On Shabbat morning, we learned of the Shabbat attack on security forces in Hebron, as they escorted settlers returning from the Tomb of the Patriarchs. Other reality checks followed in the next few days, as we toured the Old City and Jerusalem's main hospital, Hadassah Hospital Ein Kerem. The upcoming Thursday, Nov. 21 (the 16th of Kislev), they told us, would be the Hebrew calendar anniversary of the Ben Yehuda bombing, which killed 11 people.

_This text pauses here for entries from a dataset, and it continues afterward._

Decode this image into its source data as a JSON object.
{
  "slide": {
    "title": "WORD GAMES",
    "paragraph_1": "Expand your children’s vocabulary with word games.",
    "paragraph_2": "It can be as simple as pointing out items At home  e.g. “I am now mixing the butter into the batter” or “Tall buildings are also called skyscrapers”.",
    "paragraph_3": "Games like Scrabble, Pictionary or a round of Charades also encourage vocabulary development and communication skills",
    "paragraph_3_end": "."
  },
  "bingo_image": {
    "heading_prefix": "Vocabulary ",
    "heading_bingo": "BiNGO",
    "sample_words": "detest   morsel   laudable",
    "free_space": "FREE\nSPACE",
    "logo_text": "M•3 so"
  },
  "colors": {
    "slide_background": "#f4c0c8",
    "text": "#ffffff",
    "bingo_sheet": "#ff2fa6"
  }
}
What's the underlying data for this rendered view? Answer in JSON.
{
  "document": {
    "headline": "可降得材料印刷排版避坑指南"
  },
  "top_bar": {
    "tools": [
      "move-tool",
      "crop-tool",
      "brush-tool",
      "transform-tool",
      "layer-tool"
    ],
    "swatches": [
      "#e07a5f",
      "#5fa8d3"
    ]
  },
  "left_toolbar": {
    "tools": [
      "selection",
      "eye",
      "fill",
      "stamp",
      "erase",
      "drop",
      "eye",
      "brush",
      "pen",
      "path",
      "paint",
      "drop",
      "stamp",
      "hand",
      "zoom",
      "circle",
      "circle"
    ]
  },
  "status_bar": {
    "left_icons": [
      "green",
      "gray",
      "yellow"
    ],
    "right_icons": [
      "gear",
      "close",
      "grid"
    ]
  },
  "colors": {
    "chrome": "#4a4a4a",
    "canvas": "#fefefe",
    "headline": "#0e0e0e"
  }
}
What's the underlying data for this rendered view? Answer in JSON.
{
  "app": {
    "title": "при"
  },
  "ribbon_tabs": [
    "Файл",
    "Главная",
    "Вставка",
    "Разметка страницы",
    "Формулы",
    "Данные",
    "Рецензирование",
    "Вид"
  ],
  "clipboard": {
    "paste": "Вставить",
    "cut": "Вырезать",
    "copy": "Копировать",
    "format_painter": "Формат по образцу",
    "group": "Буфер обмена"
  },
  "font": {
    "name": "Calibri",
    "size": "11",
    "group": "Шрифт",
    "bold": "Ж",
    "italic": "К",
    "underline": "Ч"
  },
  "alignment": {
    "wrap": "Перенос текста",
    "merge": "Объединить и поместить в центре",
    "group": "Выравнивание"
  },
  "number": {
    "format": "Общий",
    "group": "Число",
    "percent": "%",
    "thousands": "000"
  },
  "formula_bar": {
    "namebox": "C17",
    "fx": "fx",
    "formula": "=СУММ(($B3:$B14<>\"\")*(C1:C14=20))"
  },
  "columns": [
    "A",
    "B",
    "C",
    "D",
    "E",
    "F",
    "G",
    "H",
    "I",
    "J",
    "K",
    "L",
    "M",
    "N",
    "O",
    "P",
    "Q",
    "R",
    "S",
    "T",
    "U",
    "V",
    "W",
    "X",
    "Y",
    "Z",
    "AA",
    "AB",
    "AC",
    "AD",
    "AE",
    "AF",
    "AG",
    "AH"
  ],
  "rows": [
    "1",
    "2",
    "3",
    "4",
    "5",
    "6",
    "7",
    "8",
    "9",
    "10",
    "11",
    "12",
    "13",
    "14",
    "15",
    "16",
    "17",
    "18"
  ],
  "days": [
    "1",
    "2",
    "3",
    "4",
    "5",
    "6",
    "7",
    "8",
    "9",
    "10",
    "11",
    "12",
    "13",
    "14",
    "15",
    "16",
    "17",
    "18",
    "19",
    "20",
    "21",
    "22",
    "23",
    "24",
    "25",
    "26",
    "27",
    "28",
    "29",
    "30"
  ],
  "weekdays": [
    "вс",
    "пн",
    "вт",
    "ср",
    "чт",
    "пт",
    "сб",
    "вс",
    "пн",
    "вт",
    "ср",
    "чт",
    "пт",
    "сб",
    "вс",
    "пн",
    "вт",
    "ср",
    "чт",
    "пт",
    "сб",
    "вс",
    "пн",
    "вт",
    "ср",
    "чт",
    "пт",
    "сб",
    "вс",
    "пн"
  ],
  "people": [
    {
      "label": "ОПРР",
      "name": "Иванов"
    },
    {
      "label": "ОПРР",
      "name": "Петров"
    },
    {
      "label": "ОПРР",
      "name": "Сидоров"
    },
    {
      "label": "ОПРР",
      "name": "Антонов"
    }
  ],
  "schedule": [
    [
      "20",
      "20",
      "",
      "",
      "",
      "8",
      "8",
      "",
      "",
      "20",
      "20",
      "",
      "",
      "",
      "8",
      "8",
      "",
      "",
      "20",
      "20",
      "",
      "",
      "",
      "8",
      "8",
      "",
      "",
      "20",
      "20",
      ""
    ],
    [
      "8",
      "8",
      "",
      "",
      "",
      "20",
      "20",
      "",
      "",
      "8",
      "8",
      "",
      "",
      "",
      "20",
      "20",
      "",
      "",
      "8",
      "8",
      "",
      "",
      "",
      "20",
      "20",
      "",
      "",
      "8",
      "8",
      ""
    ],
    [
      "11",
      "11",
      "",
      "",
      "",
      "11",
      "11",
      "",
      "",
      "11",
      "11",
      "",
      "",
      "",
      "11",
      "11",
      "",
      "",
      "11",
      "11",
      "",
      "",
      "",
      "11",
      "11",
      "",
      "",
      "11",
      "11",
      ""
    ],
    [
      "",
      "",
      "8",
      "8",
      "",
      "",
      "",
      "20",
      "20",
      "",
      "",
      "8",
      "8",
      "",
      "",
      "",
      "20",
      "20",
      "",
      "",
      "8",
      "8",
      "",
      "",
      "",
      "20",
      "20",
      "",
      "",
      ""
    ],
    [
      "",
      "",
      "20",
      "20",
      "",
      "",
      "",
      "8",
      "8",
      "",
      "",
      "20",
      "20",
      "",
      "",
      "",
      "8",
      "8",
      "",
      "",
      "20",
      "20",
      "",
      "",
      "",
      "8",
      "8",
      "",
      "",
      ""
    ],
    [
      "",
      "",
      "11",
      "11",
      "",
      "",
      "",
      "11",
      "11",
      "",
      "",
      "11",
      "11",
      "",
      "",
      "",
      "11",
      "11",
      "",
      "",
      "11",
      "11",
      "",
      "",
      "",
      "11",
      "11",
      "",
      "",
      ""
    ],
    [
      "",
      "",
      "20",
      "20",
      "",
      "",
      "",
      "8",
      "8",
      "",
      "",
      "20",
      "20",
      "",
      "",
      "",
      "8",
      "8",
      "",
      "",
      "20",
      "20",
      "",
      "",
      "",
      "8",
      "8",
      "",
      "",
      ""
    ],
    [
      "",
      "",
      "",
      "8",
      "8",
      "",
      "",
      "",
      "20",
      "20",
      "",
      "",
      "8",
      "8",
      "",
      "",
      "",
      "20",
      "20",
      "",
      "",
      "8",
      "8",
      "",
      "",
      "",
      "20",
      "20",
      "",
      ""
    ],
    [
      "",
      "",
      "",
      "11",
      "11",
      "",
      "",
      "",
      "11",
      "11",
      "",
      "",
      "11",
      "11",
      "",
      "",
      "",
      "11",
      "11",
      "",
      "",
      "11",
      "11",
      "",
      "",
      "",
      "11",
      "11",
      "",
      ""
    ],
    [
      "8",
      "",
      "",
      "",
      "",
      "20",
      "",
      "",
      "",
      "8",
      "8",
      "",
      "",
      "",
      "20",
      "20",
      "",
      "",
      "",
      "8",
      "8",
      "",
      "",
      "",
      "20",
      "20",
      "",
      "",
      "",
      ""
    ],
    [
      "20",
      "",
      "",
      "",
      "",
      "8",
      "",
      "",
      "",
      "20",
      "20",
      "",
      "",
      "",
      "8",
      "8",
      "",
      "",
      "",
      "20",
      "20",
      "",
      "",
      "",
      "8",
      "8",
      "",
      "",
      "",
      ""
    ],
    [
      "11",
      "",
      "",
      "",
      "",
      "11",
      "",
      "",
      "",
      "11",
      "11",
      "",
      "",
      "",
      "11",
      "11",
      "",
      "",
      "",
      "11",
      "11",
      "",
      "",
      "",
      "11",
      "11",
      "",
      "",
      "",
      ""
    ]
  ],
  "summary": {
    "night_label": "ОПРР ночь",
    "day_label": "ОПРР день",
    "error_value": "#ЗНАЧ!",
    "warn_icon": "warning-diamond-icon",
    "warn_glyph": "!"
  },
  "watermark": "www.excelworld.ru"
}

Except for Jerusalem, we were largely insulated from current events in Israel: We'd spent much of our time eating in gourmet restaurants (sometimes empty and sometimes full), lounging in spas and sleeping in five-star hotels. After three days in the country's capital, I couldn't help but release a small sigh of relief. Heading for the Dead Sea and the Negev, I was really ready for a mud-pack treatment. After a quick dip -- or rather, float -- in the Dead Sea, we slathered up properly, covering ourselves completely in the black sludge. My skin felt smoother, I noticed, as I relaxed in the steam room of the Crowne Plaza Dead Sea.
Leaning my back against the warm wood wall of the room, watching the swirling steam, I realized my trip was nearly over. I recalled the Christian tourist I'd met on the plane, and I wondered what he thought of his first visit. I could have envied his fresh outlook in that moment; but instead, I felt as lucky as he. Despite my many previous visits to Israel, it had again found a way to teach me something I didn't know, and to expose me to a world I hadn't before experienced. I couldn't speak for my Christian friend, but I knew I'd be coming again -- and bringing friends.
For information on Mizpe Hayamim, visit www.mizpe-hayamin.com .